Traditional Methods

Each of the traditional mechanisms for sharing objects across platforms present limitations that have prevented these mechanisms from supporting Internet-wide distributed applications. CORBA objects are fine grained compared to the granularity needed to support business functions. RMI allows sharing of objects and code, but only between Java platforms. DCOM only allows object sharing between Windows platforms. Full-blown DCE is too expensive and too complex, and UNIX sockets require programming at a lower level than many developers are comfortable with, making development and maintenance problematic.

Furthermore, it became apparent that data, not code, was the most precious commodity in Internet applications. The HTTP protocol had existed for years and firewalls had been configured to cope with it. XML proved to be a powerful vehicle for transporting any type of information. There must be some way to combine the two technologies and produce the next big advance in distributed computing.

Web Services

Web Services perfectly fit the reality that data, not code, is the most important commodity in distributed applications. Because Web Services are based on the open standards of HTTP and XML, they offer an infrastructure for distributed-application development free of the barriers that prevented widespread deployment of past systems.

To share objects in a Web Services environment you must convert the instantiated objects from their memory storage to a format that can be transmitted across a network. Because HTTP is a stateless protocol, the serialization process must include all state or property information. The serialized object must provide enough information to be reassembled into an identical object by an application at the other end of the wire.

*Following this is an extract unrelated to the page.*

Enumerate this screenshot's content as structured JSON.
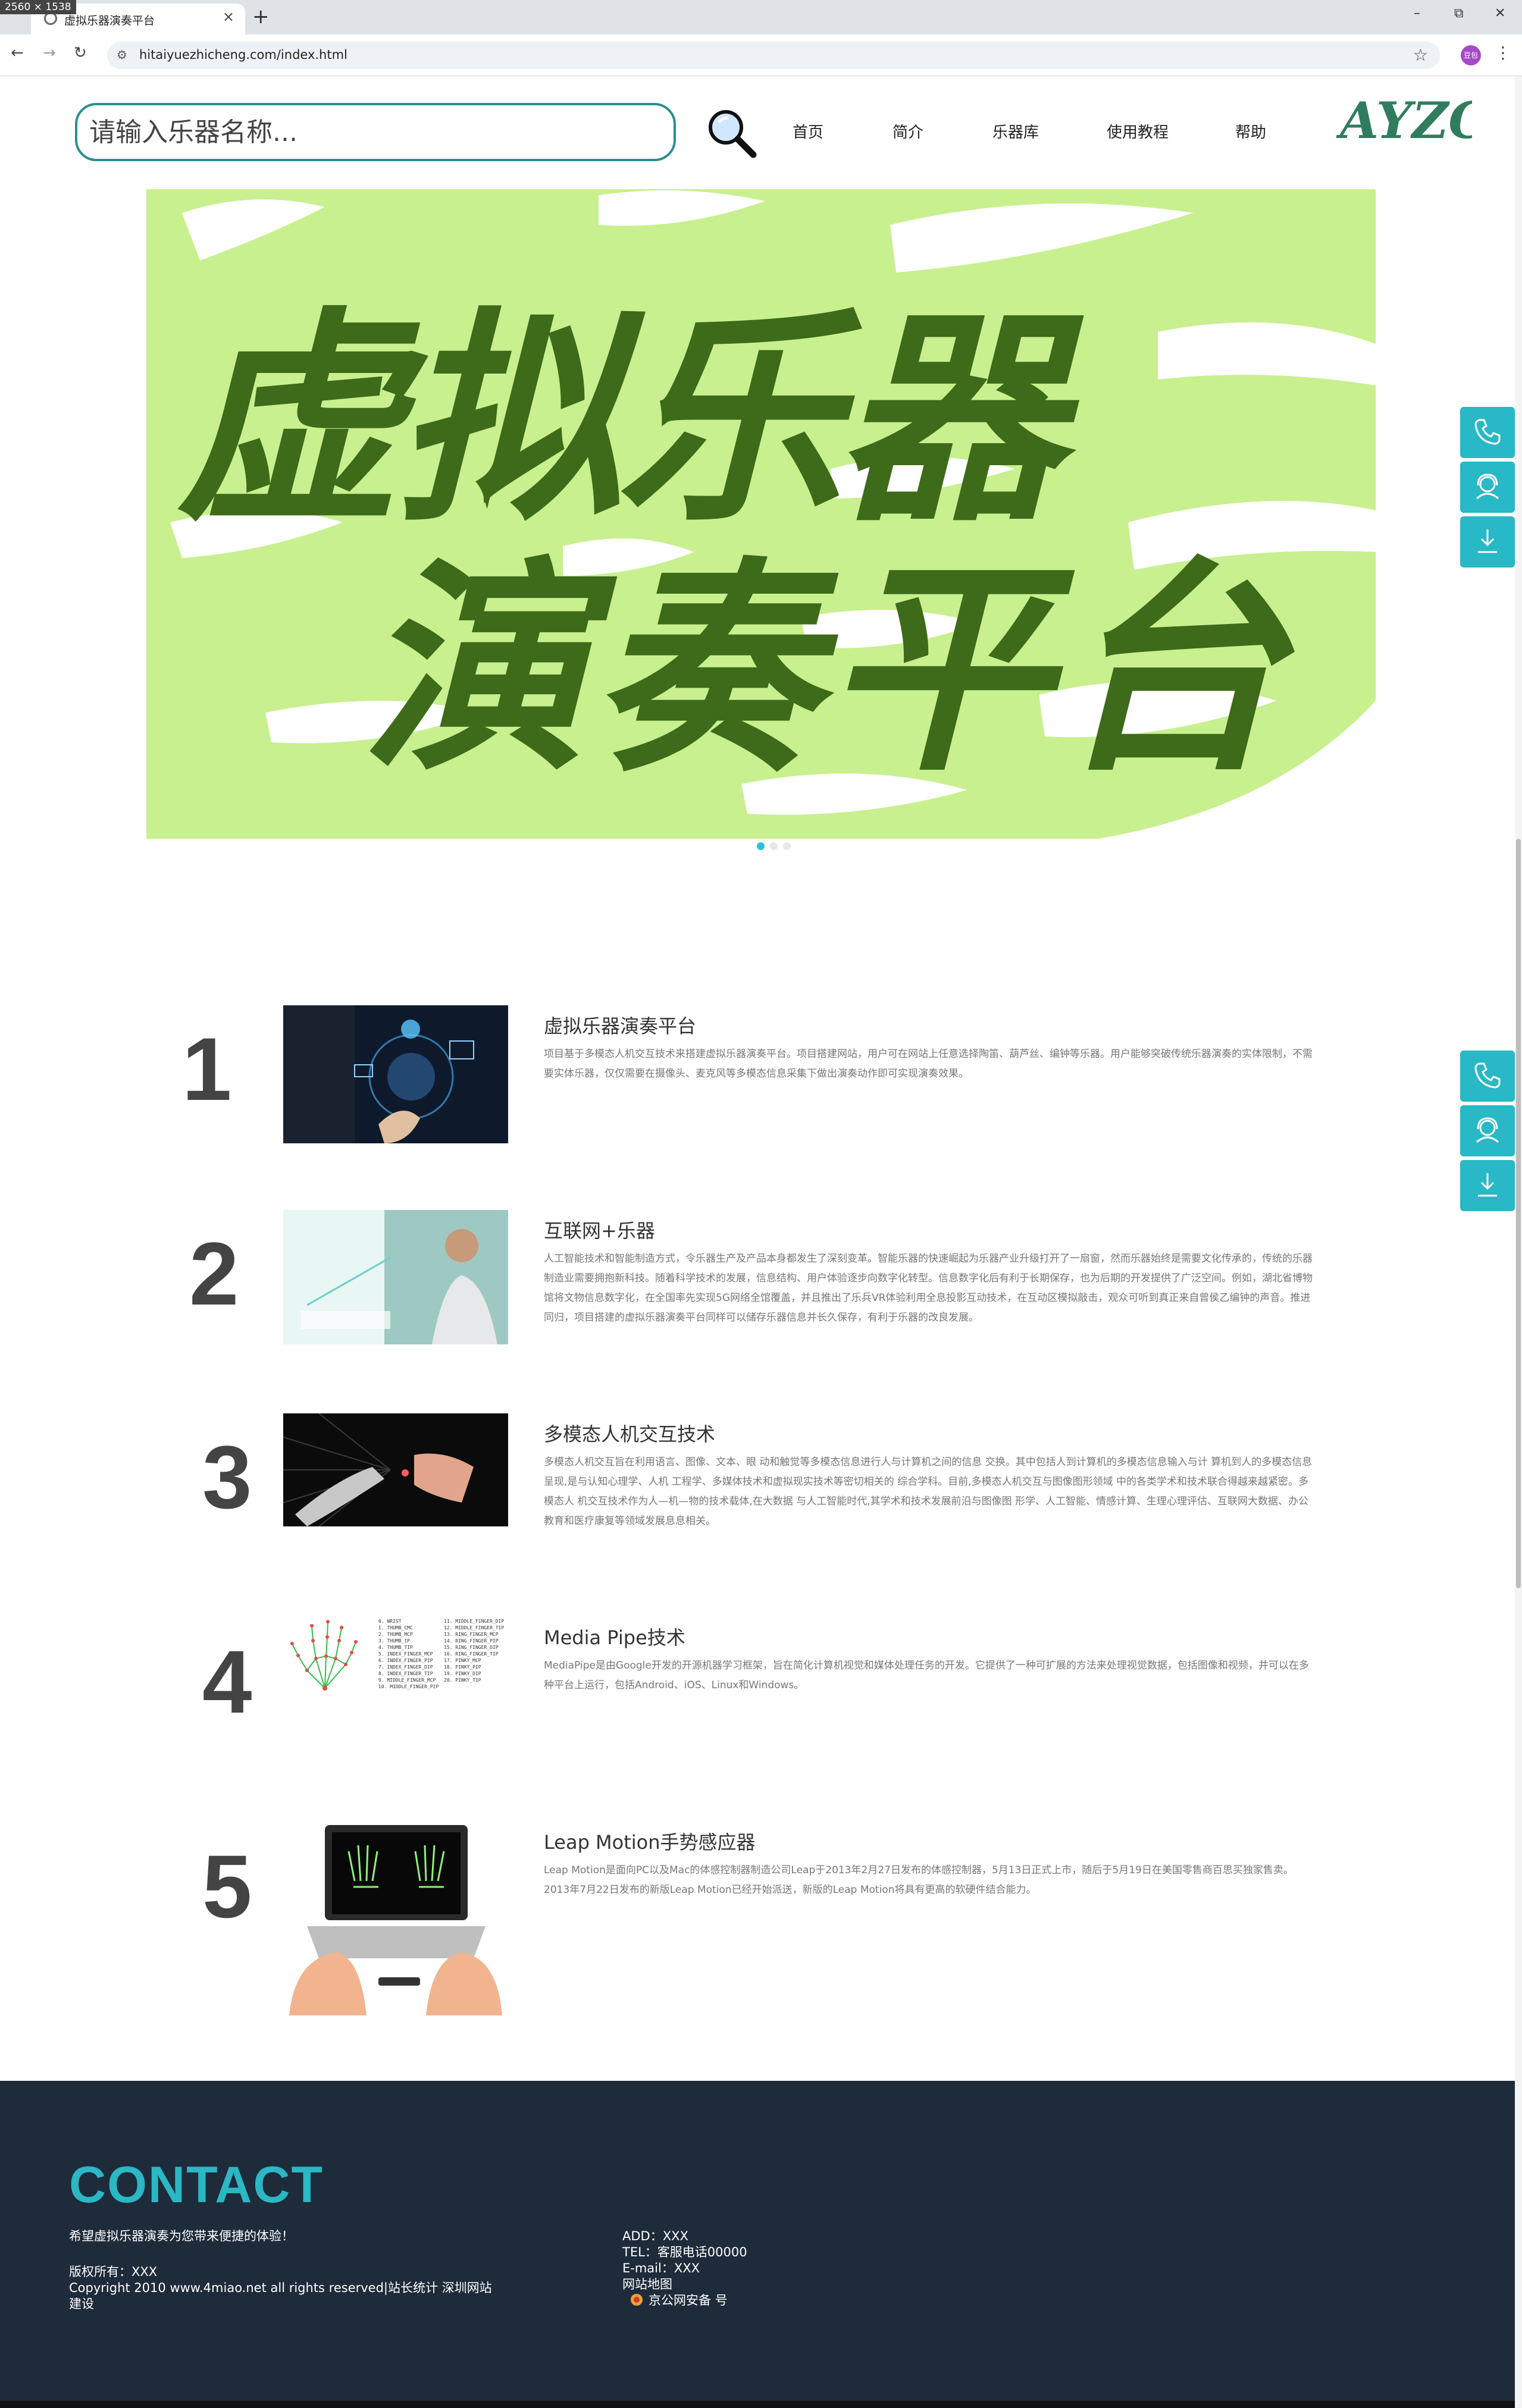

Both Visual C++ and Java support object serialization. However, each language uses its own data format to store its objects and metadata in a serialized format. This distinction greatly complicates the task of sharing serialized objects between applications written in different languages.

By using XML as a common serialization format, any applications that can parse an XML file can instantiate objects serialized within an XML file. Any application that can parse an XML file and marshal the contents into and out of the application's native object format can share objects in and participate in a Web Services environment. Using XML as a common serialization format ensures that the widest possible set of computing platforms can participate in a Web Services environment.

Writing Objects for Multiple Platforms

Object serialization presents one of the more challenging problems in implementing distributed applications. How can you transform an object from the internal data structures created and maintained by your programming language to a persistent form that can be passed between server and client over the wire?

This problem appears in two locations in Web Service applications. The client must serialize its data to the argument list to an HTTP POST or GET method or to a SOAP document. The Web Service server system must both un-serialize the incoming request and reserialize the result to an XML (possibly XML SOAP) result document.

Fortunately, you don't need to worry about the details of object serialization. Web Service development environments and APIs designed to provide Web Service functionality have this capability built in. Visual Studio .NET allows you to serialize XML Web service arguments within a SOAP document. Other APIs, such as J2EE's JAXM, directly support the creation of SOAP documents.

After an object is serialized within a SOAP document, what do we do to ensure the interoperability of the resulting SOAP document within a distributed application? Nothing. The XML and SOAP specifications ensure that any computing device with any internal data format will interpret the content of the SOAP document in exactly the same way. Any platform that supports an XML parser will appropriately read and marshal any data contained within the SOAP document.